Haemodialysis (dialysis in spoken language) is a method of removing waste products such as potassium and urea, as well as free water from the blood in case of renal failure. Haemodialysis is one of the three renal replacement therapies, the other two being renal transplant and peritoneal dialysis. Out of all therapies, haemodialysis is the most frequent treatment of patients with terminal renal failure. In haemodialysis, the blood is passed out of the body and pumped into a device which filters toxic substances from the blood. The cleaned blood is then returned to the patient.  In peritoneal dialysis, a liquid containing a special solution of glucose and salt is infused into the abdomen where it attracts toxic substances from the tissue. The liquid is subsequently drained from the body.

Doctors opt for dialysis when renal failure starts disrupting normal brain function (uremic encephalopathy), when the fibrous sac around the heart is inflamed (pericarditis), and when there is increased acidity in the blood (acidosis), and none of the mentioned diseases does not react to other treatment. Another reason for dialysis can also be heart failure and a very high concentration of potassium in the blood (hyperkalaemia).

Routine haemodialysis is conducted in an outpatient facility, either a hospital or another institution equipped to conduct haemodialysis. Haemodialysis in clinics is performed by internal medicine specialists, nephrologists, doctors with years of experience in clinical dialysis who have completed a course and nurses. Haemodialysis is very rarely conducted at home.

In order to improve the quality of life of patients undergoing dialysis, dialysis centres are opened in places / on islands where they live. It is not possible to ensure expert supervision of the mentioned specialist doctors on such places. Telemedicine services connect patients, health care professionals in remote dialysis centres and specialists in clinics where dialyses are conducted. Telemedicine services provided are emergency and regular ones, and include:

  • examination of dialysed patients and control of vital functions and weight (at least once a week),
  • control of fistulas (as necessary, at least once a month),
  • control of laboratory results and correction of parameters for dialysers (at least once every two months),
  • regular consultations (as necessary),
  • emergency consultations.

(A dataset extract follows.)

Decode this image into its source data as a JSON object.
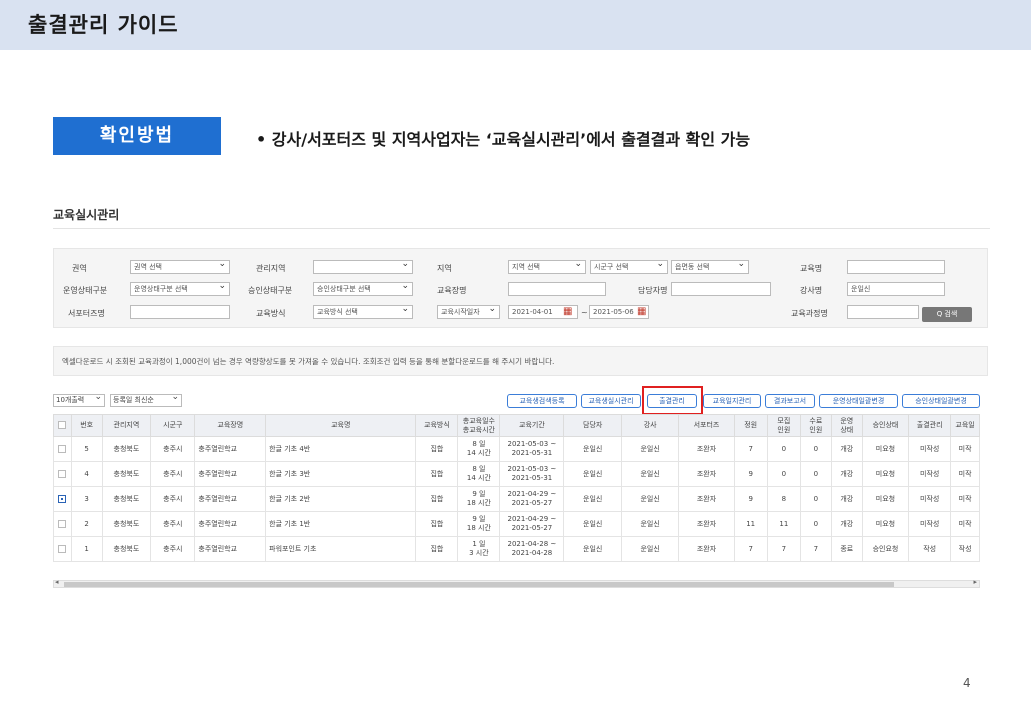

Most patients are dialysed three times a week, and the procedure lasts 4 hours on average.